Exercise directions ::
Once every line below has been checked for "JSON", give only the number of lines that have it.

Data for processing Start Marker

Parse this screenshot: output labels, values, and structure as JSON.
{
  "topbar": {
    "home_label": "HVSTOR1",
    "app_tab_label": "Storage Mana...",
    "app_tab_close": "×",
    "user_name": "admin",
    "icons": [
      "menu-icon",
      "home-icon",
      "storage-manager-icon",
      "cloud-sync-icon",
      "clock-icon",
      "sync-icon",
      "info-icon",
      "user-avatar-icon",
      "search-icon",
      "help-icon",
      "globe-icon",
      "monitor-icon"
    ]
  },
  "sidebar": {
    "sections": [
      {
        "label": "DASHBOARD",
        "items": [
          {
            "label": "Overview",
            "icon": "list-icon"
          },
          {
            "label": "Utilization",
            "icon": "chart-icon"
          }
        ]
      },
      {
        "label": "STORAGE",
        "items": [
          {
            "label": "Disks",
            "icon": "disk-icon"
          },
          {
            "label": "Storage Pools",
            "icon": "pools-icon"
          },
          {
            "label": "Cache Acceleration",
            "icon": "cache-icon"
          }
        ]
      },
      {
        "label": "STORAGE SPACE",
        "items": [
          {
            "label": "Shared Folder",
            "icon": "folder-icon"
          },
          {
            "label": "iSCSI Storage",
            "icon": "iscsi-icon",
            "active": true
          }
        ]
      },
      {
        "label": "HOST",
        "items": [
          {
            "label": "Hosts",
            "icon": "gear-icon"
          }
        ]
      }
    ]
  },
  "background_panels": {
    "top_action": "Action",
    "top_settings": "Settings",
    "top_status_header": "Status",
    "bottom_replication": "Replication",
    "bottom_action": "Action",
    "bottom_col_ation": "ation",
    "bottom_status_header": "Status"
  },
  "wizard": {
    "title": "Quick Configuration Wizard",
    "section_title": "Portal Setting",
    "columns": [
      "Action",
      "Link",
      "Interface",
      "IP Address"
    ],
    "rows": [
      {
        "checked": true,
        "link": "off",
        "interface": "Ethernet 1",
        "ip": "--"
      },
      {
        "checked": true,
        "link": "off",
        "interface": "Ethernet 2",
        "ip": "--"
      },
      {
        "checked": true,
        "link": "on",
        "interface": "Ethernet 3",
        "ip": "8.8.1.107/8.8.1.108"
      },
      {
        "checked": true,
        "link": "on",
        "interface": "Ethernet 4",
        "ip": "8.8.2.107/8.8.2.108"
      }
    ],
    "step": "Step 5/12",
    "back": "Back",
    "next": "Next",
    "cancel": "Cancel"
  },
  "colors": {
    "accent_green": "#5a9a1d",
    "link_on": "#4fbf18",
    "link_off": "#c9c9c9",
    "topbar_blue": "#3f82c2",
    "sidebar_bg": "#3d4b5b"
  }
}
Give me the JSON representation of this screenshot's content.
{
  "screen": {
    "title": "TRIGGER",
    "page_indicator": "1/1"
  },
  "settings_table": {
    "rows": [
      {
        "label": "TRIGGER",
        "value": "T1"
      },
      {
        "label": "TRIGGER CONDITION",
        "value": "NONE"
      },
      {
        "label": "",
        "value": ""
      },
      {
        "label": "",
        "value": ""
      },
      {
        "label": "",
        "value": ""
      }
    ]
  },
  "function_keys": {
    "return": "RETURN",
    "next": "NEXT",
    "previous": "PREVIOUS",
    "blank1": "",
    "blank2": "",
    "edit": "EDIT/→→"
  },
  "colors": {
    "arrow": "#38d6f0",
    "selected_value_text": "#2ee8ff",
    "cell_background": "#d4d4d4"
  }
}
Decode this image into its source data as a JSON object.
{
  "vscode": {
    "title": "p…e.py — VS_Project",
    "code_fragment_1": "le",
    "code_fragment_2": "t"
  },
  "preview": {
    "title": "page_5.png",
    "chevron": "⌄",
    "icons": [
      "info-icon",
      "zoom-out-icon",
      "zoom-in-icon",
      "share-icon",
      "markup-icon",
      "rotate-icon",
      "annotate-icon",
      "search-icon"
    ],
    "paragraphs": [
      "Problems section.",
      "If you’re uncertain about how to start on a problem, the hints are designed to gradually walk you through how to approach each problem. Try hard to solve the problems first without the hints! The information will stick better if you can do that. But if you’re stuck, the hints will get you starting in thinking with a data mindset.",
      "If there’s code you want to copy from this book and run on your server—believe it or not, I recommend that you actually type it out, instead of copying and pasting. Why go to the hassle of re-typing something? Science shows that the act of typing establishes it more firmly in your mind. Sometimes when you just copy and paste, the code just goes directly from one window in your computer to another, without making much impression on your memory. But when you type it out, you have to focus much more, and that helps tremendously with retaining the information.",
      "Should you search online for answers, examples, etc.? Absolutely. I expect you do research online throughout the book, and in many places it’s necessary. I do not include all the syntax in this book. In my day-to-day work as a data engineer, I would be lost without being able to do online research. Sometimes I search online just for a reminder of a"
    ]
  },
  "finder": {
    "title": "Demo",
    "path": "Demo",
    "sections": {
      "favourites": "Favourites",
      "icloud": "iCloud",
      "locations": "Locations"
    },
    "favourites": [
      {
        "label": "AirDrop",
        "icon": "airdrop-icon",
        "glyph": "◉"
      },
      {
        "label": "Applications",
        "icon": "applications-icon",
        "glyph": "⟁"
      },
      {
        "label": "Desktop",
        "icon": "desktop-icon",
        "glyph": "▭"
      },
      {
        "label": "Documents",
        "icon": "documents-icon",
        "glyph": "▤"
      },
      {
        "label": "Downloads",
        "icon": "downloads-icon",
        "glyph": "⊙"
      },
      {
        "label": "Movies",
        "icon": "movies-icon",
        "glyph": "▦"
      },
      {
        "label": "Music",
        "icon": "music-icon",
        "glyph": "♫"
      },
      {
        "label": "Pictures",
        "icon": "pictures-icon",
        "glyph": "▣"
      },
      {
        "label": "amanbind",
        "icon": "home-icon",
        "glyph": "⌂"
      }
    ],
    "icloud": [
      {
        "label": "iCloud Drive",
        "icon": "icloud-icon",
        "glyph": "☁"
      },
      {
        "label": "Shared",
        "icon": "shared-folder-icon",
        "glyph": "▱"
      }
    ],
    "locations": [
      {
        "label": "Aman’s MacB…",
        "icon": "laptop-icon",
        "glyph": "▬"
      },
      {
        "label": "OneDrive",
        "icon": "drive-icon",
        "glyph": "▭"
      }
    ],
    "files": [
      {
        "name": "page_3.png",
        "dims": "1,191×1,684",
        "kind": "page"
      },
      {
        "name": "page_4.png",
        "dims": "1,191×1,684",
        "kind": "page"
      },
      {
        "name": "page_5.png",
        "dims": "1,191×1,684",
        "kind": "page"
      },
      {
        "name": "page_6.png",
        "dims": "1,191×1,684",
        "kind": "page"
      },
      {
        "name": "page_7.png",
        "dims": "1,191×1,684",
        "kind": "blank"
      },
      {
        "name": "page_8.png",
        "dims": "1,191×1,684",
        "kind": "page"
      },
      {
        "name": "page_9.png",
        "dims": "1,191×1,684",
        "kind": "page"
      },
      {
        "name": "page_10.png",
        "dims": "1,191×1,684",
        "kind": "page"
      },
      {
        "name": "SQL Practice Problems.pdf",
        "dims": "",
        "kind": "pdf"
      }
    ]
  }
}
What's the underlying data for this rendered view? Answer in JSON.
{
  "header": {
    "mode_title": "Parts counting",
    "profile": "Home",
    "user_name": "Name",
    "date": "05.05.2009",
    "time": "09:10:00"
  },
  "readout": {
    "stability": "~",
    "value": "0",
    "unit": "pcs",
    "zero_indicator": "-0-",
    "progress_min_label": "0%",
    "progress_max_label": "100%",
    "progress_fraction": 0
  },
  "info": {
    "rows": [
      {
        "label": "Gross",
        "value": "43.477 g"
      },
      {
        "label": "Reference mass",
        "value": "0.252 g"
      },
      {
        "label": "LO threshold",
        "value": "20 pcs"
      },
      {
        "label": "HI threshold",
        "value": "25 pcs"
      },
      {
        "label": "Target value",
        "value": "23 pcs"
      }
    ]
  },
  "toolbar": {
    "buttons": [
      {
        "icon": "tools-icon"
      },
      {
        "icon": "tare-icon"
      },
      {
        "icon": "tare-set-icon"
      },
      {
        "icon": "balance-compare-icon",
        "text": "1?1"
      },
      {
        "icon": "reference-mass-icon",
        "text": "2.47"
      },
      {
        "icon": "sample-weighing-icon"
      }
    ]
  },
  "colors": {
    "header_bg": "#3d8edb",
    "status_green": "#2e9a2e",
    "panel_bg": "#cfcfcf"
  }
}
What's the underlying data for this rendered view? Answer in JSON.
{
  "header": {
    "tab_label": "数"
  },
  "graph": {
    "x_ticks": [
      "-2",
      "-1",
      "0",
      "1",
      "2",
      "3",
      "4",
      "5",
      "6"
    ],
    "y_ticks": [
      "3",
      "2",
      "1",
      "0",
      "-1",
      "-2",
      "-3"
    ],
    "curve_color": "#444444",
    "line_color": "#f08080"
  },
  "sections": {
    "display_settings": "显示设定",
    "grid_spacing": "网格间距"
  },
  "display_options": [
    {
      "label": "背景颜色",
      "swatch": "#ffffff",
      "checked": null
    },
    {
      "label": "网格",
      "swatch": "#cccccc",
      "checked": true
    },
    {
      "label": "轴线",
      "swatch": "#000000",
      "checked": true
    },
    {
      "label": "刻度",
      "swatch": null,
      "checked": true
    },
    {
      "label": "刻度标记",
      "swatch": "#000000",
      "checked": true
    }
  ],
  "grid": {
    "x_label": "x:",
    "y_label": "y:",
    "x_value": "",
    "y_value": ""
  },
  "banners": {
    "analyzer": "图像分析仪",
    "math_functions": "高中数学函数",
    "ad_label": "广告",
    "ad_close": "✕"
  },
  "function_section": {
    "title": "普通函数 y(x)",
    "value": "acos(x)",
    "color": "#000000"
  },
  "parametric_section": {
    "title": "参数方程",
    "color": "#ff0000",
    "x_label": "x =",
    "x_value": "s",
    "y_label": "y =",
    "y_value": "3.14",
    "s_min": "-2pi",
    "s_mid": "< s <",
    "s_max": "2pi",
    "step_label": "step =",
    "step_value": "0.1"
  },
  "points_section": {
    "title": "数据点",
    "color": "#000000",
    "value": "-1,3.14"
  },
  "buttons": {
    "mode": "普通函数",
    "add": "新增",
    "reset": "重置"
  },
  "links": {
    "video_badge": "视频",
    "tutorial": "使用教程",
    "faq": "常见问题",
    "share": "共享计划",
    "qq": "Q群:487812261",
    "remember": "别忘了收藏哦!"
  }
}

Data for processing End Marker

Task solution ::
5